The right side of this sugar bowl was cleaned with Windex Surface Multi-Surface (I now prefer Better Life Natural Glass Cleaner as it’s made from plant-derived cleaning surfactants and just as effective) to demonstrate its tarnish-removal attribute
When storing your flatware, rotate the pieces so they will wear uniformly.
Tarnish is easily removed when first noticed (usually as a yellowish tint), and will become increasingly difficult to deal with as it turns to light brown and eventually black.
Occasionally, washing an object with a non-lemon-scented phosphate-free detergent is preferred to waiting until tarnish forms and becomes so stubborn that polishes have to be employed—all polishes having some degree of abrasion.
Most of us are familiar with that light brown – and eventually black – color that forms on silver. But you can catch tarnish in its very early stages if you hold the object against a piece of white paper (glossy paper if you have it). If tarnish has started to form, you will see a very light, yellowish tint in the silver.
Try removing this light tarnish with either diluted Dawn Dishwashing Liquid (citrus-free), Windex Multi-Surface Vinegar, Method Glass & Surface, or Purell Original Formula hand sanitizer. If the hand sanaitizer leaves a residue, rinse it off with warm water or remove it with a moistened cotton towel, then dry immediately. Try this technique first, as it is the least abrasive of all silver cleaning methods.
The left image of this sterling spoon handle is in its original condition, the center image of the spoon was cleaned with hand sanitizer, and the right image was polished with Earth Friendly Silver Polish.
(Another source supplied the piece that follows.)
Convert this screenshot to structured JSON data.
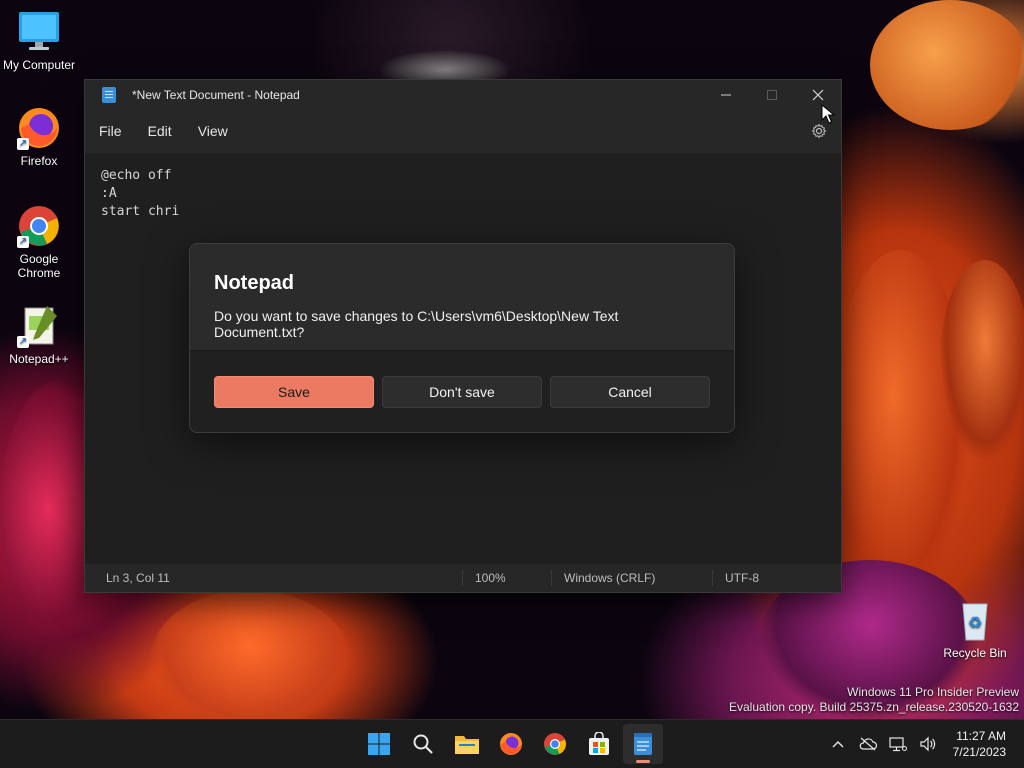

Mr. Herman continues to offer his services to our readers for any questions you may have about the care of silver. Either call him at (800) 339-0417 (USA) or email jeff @ hermansilver.com
The Institute is dedicated to raising service standards by broadly disseminating the mindset and superior service expertise of that time-honored, quintessential service provider, the British Butler, updated with modern people skills, and adapted to the needs of modern employers and guests in staffed homes, luxury hotels, resorts, spas, retirement communities, jets, yachts & cruise ships around the world.”